Sandra’s approach as an artist changed after seeing the work of Fiona Foley and Destiny Deacon, also represented in Whisper in My Mask. “I wasn’t brave enough to put this stuff on canvas, to put it out there. They gave me permission. Now I’m on a mission… The arts are very powerful in getting our message across and telling our stories.”

Masking is taught today as a leadership strategy – one that can only ever be short-term and to meet a specific need, lest it create an inauthentic and self-undermining leader. Adopting a strategic persona; disguising intent; negotiating. We speak of masking true intent when the gesture of concealment actually does more to reveal. “Indigenous Australians know themselves through art using masks,” Deborah Cheetham had said in her exhibition opening talk. “We are part of a nation that has many masks” – and here, she had reflected on how difficult it’s becoming to watch the nightly news, seeing people wearing “masks that tell us that our government is compassionate – if you can bring yourself to see the news.” The most profound moment in opening the exhibition had rightly belonged to Aunty Joy Wandin Murphy, announcing today as the anniversary of Barak’s death: Barak who had been so important to C19th art as an Indigenous practitioner, Barak who was so significant a leader, Barak who was Joy’s grandfather.
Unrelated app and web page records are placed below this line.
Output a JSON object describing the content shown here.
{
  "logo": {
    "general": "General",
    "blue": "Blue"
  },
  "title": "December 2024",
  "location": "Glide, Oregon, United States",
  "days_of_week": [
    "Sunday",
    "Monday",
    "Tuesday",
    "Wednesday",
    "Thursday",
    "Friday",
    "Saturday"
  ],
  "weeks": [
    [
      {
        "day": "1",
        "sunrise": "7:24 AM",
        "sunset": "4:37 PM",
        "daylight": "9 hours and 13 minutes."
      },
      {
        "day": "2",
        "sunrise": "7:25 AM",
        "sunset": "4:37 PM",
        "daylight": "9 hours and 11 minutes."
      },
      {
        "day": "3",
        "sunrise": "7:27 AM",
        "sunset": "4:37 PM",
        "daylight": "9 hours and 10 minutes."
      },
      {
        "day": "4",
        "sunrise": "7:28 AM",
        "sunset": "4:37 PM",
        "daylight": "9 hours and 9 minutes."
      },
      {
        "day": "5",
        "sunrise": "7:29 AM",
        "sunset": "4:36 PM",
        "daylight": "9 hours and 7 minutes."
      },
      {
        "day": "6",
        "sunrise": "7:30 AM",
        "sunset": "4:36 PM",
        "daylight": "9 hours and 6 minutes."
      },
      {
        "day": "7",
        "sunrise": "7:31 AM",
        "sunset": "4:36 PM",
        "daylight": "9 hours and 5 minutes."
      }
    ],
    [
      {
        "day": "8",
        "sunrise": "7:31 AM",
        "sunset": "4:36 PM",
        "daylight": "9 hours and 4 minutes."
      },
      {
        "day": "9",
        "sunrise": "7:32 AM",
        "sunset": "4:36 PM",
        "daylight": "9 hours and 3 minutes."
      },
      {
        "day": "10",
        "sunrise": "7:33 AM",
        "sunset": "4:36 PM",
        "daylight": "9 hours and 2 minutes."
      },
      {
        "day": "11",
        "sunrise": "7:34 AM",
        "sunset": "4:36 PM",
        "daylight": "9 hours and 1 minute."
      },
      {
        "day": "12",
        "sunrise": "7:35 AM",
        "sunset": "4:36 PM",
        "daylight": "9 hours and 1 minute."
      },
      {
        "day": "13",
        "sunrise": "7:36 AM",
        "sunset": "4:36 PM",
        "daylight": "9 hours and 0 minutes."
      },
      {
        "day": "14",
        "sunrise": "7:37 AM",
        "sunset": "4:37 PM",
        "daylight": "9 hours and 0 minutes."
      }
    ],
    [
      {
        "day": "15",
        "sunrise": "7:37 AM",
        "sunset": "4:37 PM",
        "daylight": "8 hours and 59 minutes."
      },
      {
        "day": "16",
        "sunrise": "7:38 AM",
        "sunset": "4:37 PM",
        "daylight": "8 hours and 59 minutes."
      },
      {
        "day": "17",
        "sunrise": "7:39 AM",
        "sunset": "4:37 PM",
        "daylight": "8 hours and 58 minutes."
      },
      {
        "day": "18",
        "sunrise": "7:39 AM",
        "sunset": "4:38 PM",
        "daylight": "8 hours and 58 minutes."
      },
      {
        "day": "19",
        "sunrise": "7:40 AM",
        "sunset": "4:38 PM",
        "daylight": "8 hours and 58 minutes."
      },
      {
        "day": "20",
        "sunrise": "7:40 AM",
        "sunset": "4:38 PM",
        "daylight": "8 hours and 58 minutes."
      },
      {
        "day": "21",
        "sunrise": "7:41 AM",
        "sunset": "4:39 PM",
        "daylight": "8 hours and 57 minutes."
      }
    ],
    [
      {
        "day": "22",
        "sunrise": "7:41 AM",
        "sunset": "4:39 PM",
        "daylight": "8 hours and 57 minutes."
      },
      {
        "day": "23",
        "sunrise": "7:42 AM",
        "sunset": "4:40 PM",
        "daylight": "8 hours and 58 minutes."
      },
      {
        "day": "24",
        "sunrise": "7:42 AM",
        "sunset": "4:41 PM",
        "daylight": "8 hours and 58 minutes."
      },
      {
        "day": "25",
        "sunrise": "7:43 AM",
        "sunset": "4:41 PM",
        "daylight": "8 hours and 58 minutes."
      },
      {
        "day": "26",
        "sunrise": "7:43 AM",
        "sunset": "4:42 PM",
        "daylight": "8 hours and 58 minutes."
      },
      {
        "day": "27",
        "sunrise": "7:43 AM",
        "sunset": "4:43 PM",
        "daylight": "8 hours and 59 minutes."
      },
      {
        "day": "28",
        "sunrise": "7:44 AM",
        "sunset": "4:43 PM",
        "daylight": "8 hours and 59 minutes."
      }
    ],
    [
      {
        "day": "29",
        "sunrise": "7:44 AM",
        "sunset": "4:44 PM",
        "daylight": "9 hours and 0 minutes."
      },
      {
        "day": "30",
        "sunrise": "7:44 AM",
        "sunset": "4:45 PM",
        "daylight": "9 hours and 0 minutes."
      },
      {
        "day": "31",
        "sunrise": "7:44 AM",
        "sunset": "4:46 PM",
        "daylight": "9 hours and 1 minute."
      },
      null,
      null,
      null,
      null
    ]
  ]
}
The mask offers a richness of expression for interpretation. The masks of the Greek tragedy, highlighting the actor’s body and voice, projected out larger than life for the gathered thousands who were in no position to make out lips and eyes, to distinguish subtle changes in facial expression. The mask chooses a mode of expression and empowers it, sometimes at the expense of other modes of expression. The woman’s veil, the man’s suit. Everyday modes and styles, concealing what we imagine can be hidden from ourselves in the form we present to others. In reflecting on these works, I have covered over many others – which await your visit.

At the exhibition’s opening, Deborah Cheetham had expressed in words what our bodies had all been feeling in place: a profound communion with a landscape heavily fogged, now lifting, now settling again across the valley, now masking, now revealing. Allan Powell designed TarraWarra to evoke what Leon van Schaik calls poetics in architecture: it is a place to commune – to locate oneself at the interstices of country and built environment – at once truth and mask.

 

Whisper in My Mask
TarraWarra Museum of Modern Art
15 August – 16 November 2014
Curated by Djon Mundine and Natalie King

Featuring work by boat-people (Safdar Ahmed, Zehra Ahmed, Stephanie Carrick, Dave Gravina, Katie Hepworth, Jiann Hughes, Deborah Kelly, Enda Murray, Pip Shea, Sumugan Sivanesan and Jamil Yamani) (NSW), Daniel Boyd (NSW), Søren Dahlgaard (VIC), Destiny Deacon & Virginia Fraser (VIC), Karla Dickens (NSW), Fiona Foley (QLD), Tony Garifalakis (VIC), Sandra Hill (WA), Gabriella Mangano and Silvana Mangano (VIC), Romaine Moreton (VIC), Nasim Nasr (SA), Polixeni Papapetrou (VIC), Elizabeth Pedler (WA), Sangeeta Sandrasegar (VIC), The Telepathy Project (Veronica Kent and Sean Peoples) (VIC) and The Tjanpi Desert Weavers Project with Fiona Hall (SA/NT/WA).

IMAGE: Smokescreen (2013-14), Elizabeth Pedler. Photo by Esther Anatolitis.